### EXERCISE DESCRIPTION
Check every line below for the word "Praha" and show those that hold it.

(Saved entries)
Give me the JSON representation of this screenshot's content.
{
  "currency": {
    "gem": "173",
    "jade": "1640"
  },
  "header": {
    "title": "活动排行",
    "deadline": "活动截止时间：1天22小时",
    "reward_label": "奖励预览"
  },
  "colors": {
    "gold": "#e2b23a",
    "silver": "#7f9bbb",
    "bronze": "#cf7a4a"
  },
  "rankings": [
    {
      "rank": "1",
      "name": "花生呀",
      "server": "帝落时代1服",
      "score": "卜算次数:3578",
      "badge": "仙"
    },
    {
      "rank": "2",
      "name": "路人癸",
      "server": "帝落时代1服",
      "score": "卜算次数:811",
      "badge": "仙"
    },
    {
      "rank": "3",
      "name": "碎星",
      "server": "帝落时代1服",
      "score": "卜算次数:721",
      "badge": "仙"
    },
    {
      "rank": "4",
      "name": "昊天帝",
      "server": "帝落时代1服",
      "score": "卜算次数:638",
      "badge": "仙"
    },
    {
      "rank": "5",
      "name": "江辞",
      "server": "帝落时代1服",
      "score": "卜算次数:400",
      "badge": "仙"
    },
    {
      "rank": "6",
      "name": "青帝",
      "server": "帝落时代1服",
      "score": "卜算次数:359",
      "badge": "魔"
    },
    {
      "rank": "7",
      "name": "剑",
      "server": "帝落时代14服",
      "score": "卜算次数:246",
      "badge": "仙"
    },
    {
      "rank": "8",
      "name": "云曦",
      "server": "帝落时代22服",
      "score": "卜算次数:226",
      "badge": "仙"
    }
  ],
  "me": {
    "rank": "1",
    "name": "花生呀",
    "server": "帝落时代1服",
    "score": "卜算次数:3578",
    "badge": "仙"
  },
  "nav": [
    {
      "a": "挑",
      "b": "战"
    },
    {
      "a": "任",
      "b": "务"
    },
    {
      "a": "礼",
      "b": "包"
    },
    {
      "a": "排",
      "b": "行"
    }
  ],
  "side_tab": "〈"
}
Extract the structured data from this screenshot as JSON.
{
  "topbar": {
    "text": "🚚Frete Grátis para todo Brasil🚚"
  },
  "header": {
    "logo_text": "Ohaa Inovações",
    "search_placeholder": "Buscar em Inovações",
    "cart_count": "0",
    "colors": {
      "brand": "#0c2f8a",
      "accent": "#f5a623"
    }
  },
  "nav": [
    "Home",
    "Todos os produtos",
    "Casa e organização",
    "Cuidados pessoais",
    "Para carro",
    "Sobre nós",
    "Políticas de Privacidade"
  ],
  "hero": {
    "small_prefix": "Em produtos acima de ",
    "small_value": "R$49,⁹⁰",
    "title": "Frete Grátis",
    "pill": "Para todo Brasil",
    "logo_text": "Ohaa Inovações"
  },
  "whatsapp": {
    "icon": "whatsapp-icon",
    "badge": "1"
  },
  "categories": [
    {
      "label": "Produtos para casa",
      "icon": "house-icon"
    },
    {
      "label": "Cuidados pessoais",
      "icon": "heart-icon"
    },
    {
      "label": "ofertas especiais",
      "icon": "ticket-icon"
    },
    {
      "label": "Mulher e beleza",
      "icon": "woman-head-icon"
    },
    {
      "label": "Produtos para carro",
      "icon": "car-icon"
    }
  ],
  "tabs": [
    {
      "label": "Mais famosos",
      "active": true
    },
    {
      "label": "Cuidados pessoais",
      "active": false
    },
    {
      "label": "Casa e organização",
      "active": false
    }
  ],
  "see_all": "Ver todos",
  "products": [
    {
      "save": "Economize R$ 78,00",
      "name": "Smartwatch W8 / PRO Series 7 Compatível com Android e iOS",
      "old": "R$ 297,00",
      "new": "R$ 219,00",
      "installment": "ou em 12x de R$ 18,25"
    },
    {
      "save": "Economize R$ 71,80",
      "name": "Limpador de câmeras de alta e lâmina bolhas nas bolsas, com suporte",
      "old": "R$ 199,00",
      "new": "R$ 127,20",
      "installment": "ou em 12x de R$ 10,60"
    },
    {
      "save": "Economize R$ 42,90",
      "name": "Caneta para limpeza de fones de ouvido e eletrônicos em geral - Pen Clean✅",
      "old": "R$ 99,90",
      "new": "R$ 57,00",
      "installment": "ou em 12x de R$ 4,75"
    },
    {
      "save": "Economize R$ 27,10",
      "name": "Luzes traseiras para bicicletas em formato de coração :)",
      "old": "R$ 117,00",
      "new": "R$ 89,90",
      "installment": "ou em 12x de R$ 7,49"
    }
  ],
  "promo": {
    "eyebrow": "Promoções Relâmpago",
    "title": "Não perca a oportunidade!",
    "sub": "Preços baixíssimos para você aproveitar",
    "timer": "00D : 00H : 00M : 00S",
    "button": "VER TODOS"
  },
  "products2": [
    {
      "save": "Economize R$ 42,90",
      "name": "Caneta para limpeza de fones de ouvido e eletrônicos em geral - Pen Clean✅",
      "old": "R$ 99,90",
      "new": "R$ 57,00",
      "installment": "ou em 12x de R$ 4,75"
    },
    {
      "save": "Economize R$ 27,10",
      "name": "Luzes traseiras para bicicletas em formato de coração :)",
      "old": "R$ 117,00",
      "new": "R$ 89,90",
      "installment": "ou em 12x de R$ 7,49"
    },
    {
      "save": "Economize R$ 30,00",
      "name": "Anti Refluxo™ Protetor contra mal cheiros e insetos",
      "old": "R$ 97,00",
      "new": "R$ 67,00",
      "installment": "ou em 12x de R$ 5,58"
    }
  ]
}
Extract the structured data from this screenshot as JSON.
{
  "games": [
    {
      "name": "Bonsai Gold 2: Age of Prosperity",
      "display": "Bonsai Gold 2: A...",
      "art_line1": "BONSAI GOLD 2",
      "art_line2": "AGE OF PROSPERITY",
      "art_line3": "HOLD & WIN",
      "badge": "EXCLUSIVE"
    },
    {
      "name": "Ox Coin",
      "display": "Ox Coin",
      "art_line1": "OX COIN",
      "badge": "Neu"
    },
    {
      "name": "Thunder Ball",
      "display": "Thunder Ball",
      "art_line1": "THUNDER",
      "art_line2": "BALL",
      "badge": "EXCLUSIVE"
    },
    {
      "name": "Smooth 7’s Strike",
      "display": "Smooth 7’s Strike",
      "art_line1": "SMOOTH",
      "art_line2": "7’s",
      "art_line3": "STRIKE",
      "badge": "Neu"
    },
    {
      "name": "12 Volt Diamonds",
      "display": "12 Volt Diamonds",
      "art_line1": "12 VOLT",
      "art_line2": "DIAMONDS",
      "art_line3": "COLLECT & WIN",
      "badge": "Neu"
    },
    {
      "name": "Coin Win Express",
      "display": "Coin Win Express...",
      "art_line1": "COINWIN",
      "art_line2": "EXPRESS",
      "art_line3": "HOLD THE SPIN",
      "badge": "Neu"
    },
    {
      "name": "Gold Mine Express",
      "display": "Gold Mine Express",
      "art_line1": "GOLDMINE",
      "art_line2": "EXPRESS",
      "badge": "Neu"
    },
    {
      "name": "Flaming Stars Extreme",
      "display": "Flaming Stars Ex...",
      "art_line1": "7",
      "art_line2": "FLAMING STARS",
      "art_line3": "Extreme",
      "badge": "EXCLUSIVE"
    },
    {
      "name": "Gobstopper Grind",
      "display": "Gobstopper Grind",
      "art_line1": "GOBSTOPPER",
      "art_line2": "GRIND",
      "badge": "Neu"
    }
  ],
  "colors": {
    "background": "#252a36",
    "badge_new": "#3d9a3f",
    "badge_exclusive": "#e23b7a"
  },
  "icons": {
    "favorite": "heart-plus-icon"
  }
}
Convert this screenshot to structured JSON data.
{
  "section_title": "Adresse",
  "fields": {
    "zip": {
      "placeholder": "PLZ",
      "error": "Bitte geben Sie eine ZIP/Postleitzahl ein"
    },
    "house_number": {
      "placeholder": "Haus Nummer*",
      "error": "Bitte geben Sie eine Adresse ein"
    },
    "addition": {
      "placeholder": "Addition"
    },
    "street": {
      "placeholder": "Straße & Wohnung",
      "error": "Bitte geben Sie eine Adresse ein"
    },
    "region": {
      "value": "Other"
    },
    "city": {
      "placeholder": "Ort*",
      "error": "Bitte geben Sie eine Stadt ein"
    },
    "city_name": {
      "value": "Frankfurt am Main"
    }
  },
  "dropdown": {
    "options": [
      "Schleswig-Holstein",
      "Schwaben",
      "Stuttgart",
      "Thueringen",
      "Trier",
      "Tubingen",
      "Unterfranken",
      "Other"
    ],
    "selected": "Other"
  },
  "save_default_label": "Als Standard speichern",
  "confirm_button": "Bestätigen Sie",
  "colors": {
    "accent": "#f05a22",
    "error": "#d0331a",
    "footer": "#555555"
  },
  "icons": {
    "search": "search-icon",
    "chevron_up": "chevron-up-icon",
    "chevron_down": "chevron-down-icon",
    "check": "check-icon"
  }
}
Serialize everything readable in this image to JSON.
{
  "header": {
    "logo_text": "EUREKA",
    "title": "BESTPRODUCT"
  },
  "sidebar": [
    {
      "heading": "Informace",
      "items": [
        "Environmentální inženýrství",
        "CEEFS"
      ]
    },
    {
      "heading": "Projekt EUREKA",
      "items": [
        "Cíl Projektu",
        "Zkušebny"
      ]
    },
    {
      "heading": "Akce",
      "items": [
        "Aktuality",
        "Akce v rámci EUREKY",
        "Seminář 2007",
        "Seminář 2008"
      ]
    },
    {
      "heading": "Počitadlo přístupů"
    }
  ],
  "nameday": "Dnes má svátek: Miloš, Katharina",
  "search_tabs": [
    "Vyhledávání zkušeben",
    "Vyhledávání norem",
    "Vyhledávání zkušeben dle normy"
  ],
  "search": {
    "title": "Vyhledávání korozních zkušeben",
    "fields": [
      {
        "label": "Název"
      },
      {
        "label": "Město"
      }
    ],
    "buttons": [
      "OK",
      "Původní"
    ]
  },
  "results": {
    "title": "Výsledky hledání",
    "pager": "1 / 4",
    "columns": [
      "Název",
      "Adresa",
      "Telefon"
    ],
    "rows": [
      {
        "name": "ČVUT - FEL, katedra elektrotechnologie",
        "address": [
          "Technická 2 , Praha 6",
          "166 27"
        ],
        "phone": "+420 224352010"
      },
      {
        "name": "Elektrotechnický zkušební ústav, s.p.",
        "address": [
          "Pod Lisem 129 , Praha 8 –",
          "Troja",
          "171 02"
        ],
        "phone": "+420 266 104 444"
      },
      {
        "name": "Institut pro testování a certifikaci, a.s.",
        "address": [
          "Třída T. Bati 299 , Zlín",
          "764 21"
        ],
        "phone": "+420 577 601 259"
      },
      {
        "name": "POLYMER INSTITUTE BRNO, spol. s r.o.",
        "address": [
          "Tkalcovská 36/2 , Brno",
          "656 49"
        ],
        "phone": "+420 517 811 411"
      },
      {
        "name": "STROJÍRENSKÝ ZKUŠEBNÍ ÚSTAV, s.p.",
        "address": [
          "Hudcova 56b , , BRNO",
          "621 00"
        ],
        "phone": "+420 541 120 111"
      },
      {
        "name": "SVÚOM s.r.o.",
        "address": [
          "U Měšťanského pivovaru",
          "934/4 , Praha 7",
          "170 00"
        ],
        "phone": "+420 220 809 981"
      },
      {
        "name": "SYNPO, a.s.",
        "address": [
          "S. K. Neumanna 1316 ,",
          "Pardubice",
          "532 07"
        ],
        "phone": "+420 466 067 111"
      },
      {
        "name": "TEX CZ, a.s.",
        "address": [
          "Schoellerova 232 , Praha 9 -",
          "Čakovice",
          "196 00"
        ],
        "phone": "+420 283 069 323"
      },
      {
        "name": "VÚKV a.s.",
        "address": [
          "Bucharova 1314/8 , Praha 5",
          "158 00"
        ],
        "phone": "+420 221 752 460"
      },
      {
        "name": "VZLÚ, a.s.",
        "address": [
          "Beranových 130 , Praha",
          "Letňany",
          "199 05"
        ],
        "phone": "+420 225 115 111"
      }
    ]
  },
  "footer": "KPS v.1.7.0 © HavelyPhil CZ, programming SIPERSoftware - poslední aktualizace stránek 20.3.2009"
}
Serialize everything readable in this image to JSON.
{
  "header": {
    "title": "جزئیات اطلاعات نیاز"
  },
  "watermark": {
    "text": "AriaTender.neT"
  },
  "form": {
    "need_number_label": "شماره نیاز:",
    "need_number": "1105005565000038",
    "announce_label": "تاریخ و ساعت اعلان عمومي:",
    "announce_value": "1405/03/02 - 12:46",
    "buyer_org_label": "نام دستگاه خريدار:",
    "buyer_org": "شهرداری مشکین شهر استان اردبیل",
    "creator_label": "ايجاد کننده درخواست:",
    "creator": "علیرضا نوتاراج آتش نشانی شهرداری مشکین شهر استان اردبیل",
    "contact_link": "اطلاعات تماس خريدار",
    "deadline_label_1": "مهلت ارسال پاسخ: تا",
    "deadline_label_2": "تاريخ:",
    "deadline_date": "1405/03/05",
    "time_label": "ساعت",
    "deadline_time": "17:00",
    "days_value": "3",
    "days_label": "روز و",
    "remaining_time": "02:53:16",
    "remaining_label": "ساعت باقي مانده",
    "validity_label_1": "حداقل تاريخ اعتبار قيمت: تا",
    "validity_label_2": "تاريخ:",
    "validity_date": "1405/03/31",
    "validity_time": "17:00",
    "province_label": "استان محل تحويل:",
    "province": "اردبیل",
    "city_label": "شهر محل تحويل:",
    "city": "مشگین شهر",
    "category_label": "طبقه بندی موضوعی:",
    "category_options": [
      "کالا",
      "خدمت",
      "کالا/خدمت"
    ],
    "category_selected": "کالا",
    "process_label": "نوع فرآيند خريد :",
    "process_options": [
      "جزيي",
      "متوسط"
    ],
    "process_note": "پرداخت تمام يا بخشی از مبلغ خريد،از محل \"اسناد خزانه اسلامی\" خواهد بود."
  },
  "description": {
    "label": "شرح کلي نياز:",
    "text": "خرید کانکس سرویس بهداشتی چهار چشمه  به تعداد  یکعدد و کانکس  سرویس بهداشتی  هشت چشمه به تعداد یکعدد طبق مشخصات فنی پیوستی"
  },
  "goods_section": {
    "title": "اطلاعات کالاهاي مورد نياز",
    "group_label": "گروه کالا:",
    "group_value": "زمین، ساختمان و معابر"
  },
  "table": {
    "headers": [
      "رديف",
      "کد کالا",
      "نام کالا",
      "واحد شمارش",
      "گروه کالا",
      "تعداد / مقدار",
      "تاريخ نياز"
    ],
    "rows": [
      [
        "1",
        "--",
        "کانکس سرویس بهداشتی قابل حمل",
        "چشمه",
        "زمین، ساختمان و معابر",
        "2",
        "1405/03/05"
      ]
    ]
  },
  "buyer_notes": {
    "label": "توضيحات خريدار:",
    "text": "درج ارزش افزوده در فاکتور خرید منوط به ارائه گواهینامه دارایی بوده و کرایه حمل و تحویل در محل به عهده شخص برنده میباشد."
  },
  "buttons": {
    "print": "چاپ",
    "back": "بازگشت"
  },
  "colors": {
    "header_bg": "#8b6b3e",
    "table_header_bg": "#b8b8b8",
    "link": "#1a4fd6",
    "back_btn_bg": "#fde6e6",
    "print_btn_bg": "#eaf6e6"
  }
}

### ANSWER FOR THIS EXERCISE
          "Technická 2 , Praha 6",
          "Pod Lisem 129 , Praha 8 –",
          "934/4 , Praha 7",
          "Schoellerova 232 , Praha 9 -",
          "Bucharova 1314/8 , Praha 5",
          "Beranových 130 , Praha",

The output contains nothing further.